It’s not every day you see a parked car turn into a whiteboard that people walking down the street can scribble ideas on.
But that’s exactly what happened in Calgary in July. It was just one eventful turn in an unconventional resident engagement strategy cooked up by city leaders Komal Kardar and Kat Reichel.
Kardar works in city hall as a consultant who helps business units with their equity, diversity, inclusion, and belonging efforts. And Reichel works as a designer in the city’s Innovation Lab. Both have been playing leadership roles on a cross-departmental team of a dozen city employees participating in Bloomberg Philanthropies’ Innovation Training program.
That team came into the program with a challenge to address: finding ways to make Calgary a more appealing place for young adults to live. Through the training, they’re learning how to use human-centered design to understand how residents aged 18 to 30 feel about it. They’re also developing and testing out new ideas alongside these residents to see what works.
This summer, the team got busy with “ideation.” That’s a step where young adults were asked to come out and share their ideas for how to make Calgary more vibrant. To start, they held a fairly traditional public feedback session downtown at the city library.

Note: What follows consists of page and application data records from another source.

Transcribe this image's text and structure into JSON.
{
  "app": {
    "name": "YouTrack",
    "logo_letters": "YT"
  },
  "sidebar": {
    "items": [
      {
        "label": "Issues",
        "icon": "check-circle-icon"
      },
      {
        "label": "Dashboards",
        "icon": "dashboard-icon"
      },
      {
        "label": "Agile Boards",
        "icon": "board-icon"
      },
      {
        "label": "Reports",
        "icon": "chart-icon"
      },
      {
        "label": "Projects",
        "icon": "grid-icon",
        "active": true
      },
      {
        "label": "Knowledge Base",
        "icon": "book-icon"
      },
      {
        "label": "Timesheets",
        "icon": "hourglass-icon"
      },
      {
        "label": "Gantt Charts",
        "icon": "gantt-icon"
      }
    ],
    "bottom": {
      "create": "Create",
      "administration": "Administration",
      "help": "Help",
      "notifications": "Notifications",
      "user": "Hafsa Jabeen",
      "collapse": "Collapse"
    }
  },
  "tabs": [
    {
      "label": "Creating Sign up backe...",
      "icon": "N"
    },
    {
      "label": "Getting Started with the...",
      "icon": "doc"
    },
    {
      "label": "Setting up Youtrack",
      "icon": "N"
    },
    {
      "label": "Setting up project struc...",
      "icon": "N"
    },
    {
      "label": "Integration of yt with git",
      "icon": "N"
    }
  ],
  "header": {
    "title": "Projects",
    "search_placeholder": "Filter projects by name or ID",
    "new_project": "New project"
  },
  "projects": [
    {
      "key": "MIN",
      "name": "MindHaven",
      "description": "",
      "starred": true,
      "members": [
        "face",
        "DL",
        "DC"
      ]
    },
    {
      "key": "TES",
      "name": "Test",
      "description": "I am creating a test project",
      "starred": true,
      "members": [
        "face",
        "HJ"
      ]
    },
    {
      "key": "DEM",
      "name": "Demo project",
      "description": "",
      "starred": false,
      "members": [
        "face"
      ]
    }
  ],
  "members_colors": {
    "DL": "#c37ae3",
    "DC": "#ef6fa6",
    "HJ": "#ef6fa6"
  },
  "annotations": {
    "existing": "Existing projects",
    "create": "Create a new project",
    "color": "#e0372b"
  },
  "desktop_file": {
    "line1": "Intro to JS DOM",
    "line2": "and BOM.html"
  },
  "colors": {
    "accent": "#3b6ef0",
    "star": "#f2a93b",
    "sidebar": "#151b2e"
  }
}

The turnout wasn’t bad—more than two dozen youth showed up—but Kardar and Reichel were concerned that they weren’t necessarily reaching a diverse cross-section of the target age group.
“We got excellent feedback,” Kardar says, “but it felt like we were engaging with people who are already connected to the city. We needed to move to spaces where we’re talking to Calgarians without asking them to come to us. We needed to be where the community is.”
That’s when Kardar and Reichel came up with the idea for what they called, tongue-in-cheek, “guerilla resident engagement.” The plan: to bust out of the usual places to host public meetings and go right out into the street. They mobilized colleagues to fan out across the city and catch young people where they’d never expect to interact with their local government: at a skate park, at the YMCA, in the queue to enter a popular rodeo and music festival.
At one busy corner downtown, a staffer blasted hip hop music from her white sedan and gave young people passing by whiteboard markers. She invited them to write their ideas for how to make Calgary more vibrant—More outdoor events! More benches!—right on the car. (Don’t worry: The ink washed off.)
One issue the young people raised a lot was improving transit safety. So Kardar and Reichel went out to a train platform popular with students. They’d approach people when the next train was still 15 minutes or so away, introduce themselves, and pick up loads of ideas on the spot. They found that generally speaking, people don’t mind at all being engaged this way when they’re standing around waiting for something like a train to show up. In addition, being on-site for these conversations, as opposed to in a conference room or on Zoom, added texture to the ideas.
“If you’re on the platform and talking about how do we make transit more safe, they can look around and point to things,” Reichel says. “There’s no lighting here. There’s not a lot of people on this carriage, and that feels dangerous. They’re in the physical space and able to ideate about what’s around them.”
Kardar and Reichel are the first to admit the strategy wasn’t perfect. Some ideas the team picked up this way were more surface-level than they might have heard in settings where residents have more time to think. They also had to be careful, even on the fly, to comply with Canadian privacy laws around collecting personal information. And the strategy didn’t eliminate the critical need to conduct other forms of targeted outreach, like meetings Kardar held with nonprofits who work with disabled and indiginous residents.
But they’re pleased with the results of their resident-engagement experiment, and would recommend their colleagues in other cities try out similar tactics.
Pro Tip: “It’s easy to center the process around us, rather than the residents themselves,” Kardar says. “But if we are always operating from that lens, are we really connecting with the community? It can be uncomfortable to go out in the community, just going up and talking to people. If we want to be equitable, we have to do those things.”